A chemist produced 11.9 g of aluminum, Al. How
many moles of aluminum were produced?
Chapter 3
Section 3 Counting Atoms
Relating Mass to Numbers of Atoms,
continued
Sample Problem C Solution
Given: 11.9 g Al
Unknown: amount of Al in moles
Solution:
moles Al
grams Al 
= moles Al
grams Al
The molar mass of aluminum from the periodic
table is rounded to 26.98 g/mol.
1 mol Al
11.9 g Al 
= 0.441 mol Al
26.98 g Al
Chapter 3
Section 3 Counting Atoms
Relating Mass to Numbers of Atoms,
continued
Sample Problem D
How many moles of silver, Ag, are in 3.01  1023
atoms of silver?
Chapter 3
Section 3 Counting Atoms
Relating Mass to Numbers of Atoms,
continued
Sample Problem D Solution
Given: 3.01 × 1023 atoms of Ag
Unknown: amount of Ag in moles
Solution:
moles Ag
Ag atoms 
= moles Ag
Avogadro's number of Ag atoms
3.01  10
23
1 mol Ag
Ag atoms 
=
23
6.022  10 Ag atoms
0.500 mol Ag
Chapter 3
Section 3 Counting Atoms
Relating Mass to Numbers of Atoms,
continued
Sample Problem E
What is the mass in grams of 1.20  108 atoms of
copper, Cu?
Chapter 3
Section 3 Counting Atoms
Relating Mass to Numbers of Atoms, continued
Sample Problem E Solution
Given: 1.20 × 108 atoms of Cu
Unknown: mass of Cu in grams
Solution:
moles Cu
grams Cu
Cu atoms 

= grams Cu
Avogadro's number of Cu atoms
moles Cu
The molar mass of copper from the periodic table is
rounded to 63.55 g/mol.

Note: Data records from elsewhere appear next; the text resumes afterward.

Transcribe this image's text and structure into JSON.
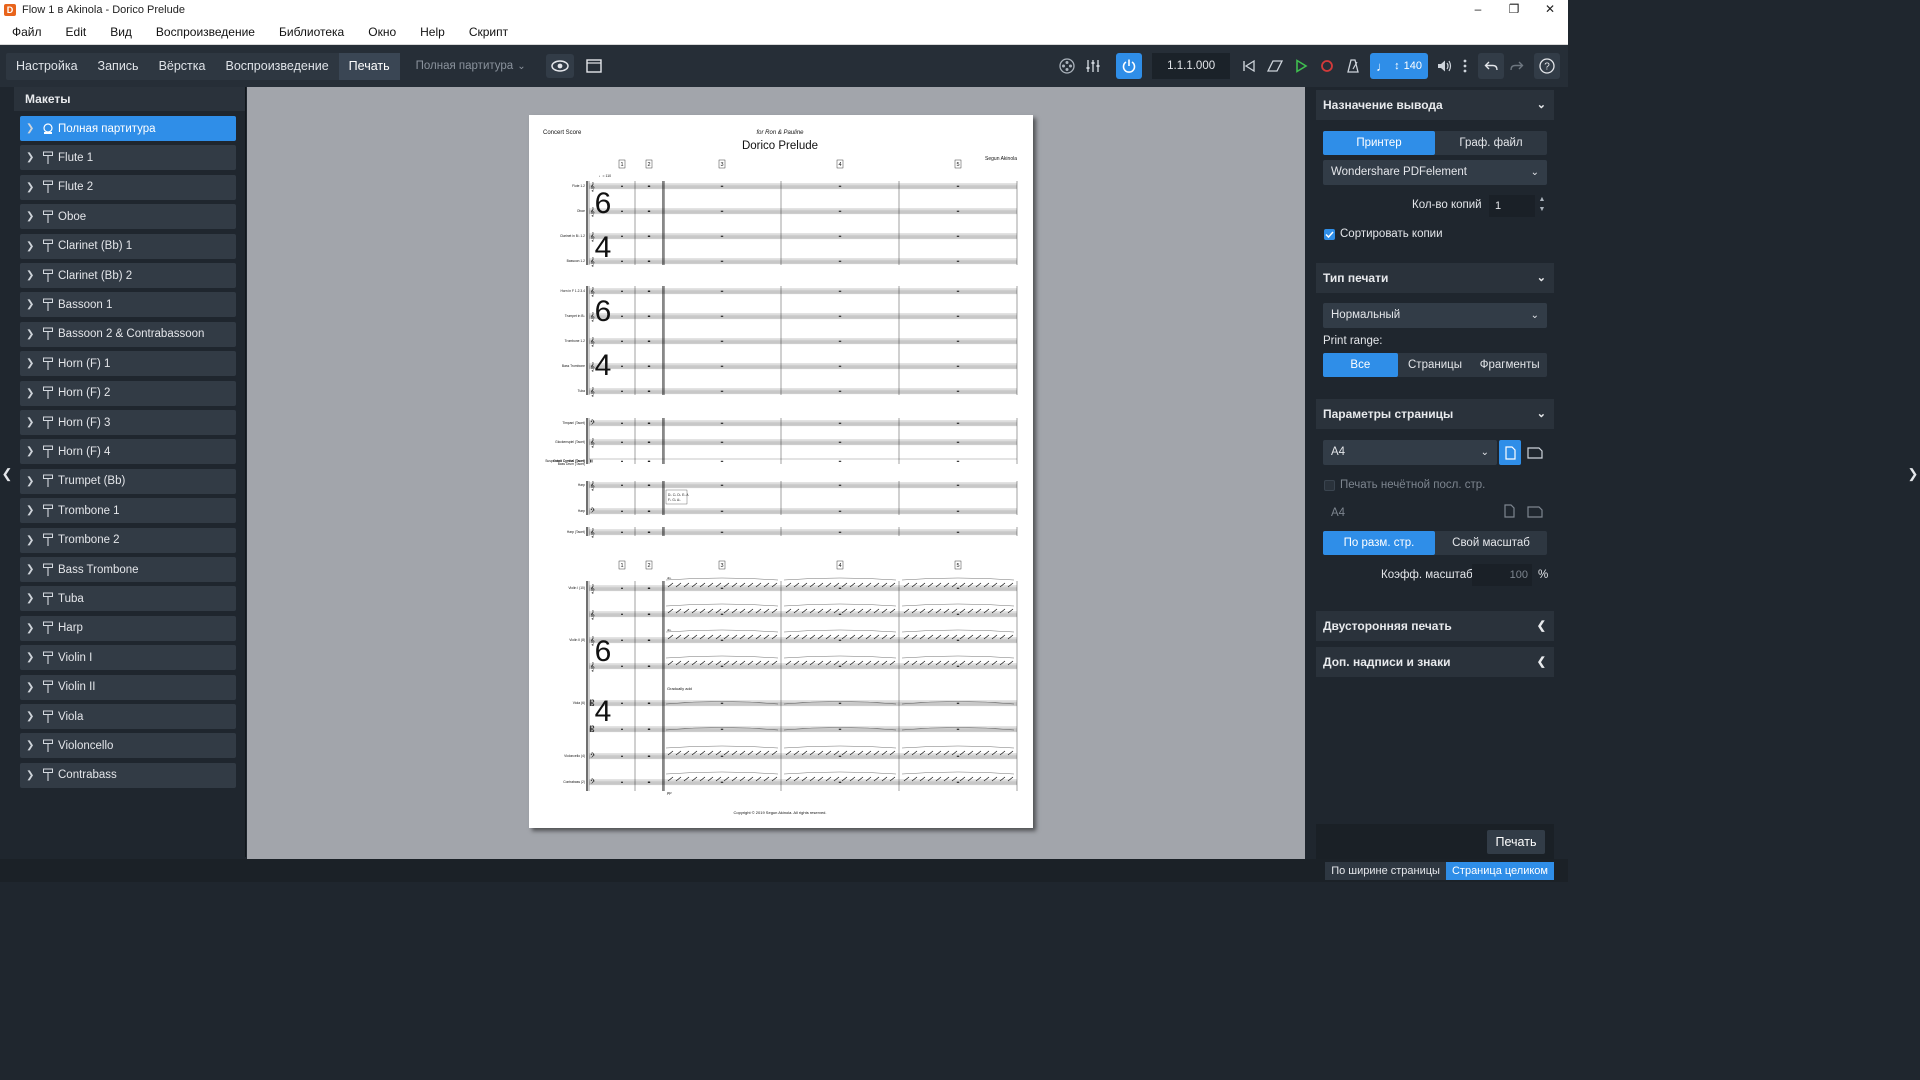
{
  "window": {
    "title": "Flow 1 в Akinola - Dorico Prelude",
    "app_icon_letter": "D",
    "controls": [
      "–",
      "❐",
      "✕"
    ]
  },
  "menu": [
    "Файл",
    "Edit",
    "Вид",
    "Воспроизведение",
    "Библиотека",
    "Окно",
    "Help",
    "Скрипт"
  ],
  "toolbar": {
    "modes": [
      "Настройка",
      "Запись",
      "Вёрстка",
      "Воспроизведение",
      "Печать"
    ],
    "active_mode": "Печать",
    "layout_select": "Полная партитура",
    "position": "1.1.1.000",
    "tempo": "140"
  },
  "left_panel": {
    "title": "Макеты",
    "items": [
      "Полная партитура",
      "Flute 1",
      "Flute 2",
      "Oboe",
      "Clarinet (Bb) 1",
      "Clarinet (Bb) 2",
      "Bassoon 1",
      "Bassoon 2 & Contrabassoon",
      "Horn (F) 1",
      "Horn (F) 2",
      "Horn (F) 3",
      "Horn (F) 4",
      "Trumpet (Bb)",
      "Trombone 1",
      "Trombone 2",
      "Bass Trombone",
      "Tuba",
      "Harp",
      "Violin I",
      "Violin II",
      "Viola",
      "Violoncello",
      "Contrabass"
    ]
  },
  "score": {
    "header_left": "Concert Score",
    "dedication": "for Ron & Pauline",
    "title": "Dorico Prelude",
    "composer": "Segun Akinola",
    "copyright": "Copyright © 2019 Segun Akinola. All rights reserved.",
    "bar_numbers": [
      "1",
      "2",
      "3",
      "4",
      "5"
    ],
    "tempo_mark": "♩= 110",
    "time_signature_top": "6",
    "time_signature_bottom": "4",
    "instruments_winds": [
      "Flute 1.2",
      "Oboe",
      "Clarinet in B♭ 1.2",
      "Bassoon 1.2"
    ],
    "instruments_brass": [
      "Horn in F 1.2.3.4",
      "Trumpet in B♭",
      "Trombone 1.2",
      "Bass Trombone",
      "Tuba"
    ],
    "instruments_perc": [
      "Timpani (Tacet)",
      "Glockenspiel (Tacet)",
      "Crash Cymbal (Tacet)"
    ],
    "perc_extra": [
      "Suspended Cymbal (Tacet)",
      "Bass Drum (Tacet)"
    ],
    "instruments_harp": [
      "Harp",
      "Harp (Tacet)"
    ],
    "harp_chord": [
      "D♭ C♭ D♭ E♭ A",
      "F♭ G♭ A♭"
    ],
    "instruments_strings": [
      "Violin I (10)",
      "Violin II (8)",
      "Viola (6)",
      "Violoncello (4)",
      "Contrabass (2)"
    ],
    "strings_marks": [
      "div.",
      "div.",
      "Gradually add",
      "pp"
    ]
  },
  "right_panel": {
    "output": {
      "title": "Назначение вывода",
      "tabs": [
        "Принтер",
        "Граф. файл"
      ],
      "active": "Принтер",
      "printer": "Wondershare PDFelement",
      "copies_label": "Кол-во копий",
      "copies": "1",
      "collate_label": "Сортировать копии"
    },
    "print_type": {
      "title": "Тип печати",
      "value": "Нормальный",
      "range_label": "Print range:",
      "range_tabs": [
        "Все",
        "Страницы",
        "Фрагменты"
      ],
      "active": "Все"
    },
    "page_setup": {
      "title": "Параметры страницы",
      "paper": "A4",
      "odd_label": "Печать нечётной посл. стр.",
      "paper2": "A4",
      "scale_tabs": [
        "По разм. стр.",
        "Свой масштаб"
      ],
      "active_scale": "По разм. стр.",
      "scale_label": "Коэфф. масштаб.",
      "scale_value": "100",
      "scale_unit": "%"
    },
    "duplex_title": "Двусторонняя печать",
    "annotations_title": "Доп. надписи и знаки",
    "print_button": "Печать"
  },
  "statusbar": {
    "view_options": [
      "По ширине страницы",
      "Страница целиком"
    ],
    "active": "Страница целиком"
  },
  "colors": {
    "accent": "#2f8ee8",
    "panel": "#1f262e",
    "canvas": "#a2a5ab"
  }
}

1 mol Cu
63.55 g Cu
1.20 10 Cu atoms 

=
23
6.022 10 Cu atoms
1 mol Cu
8
1.27 10–14 g Cu
End of Chapter 3 Show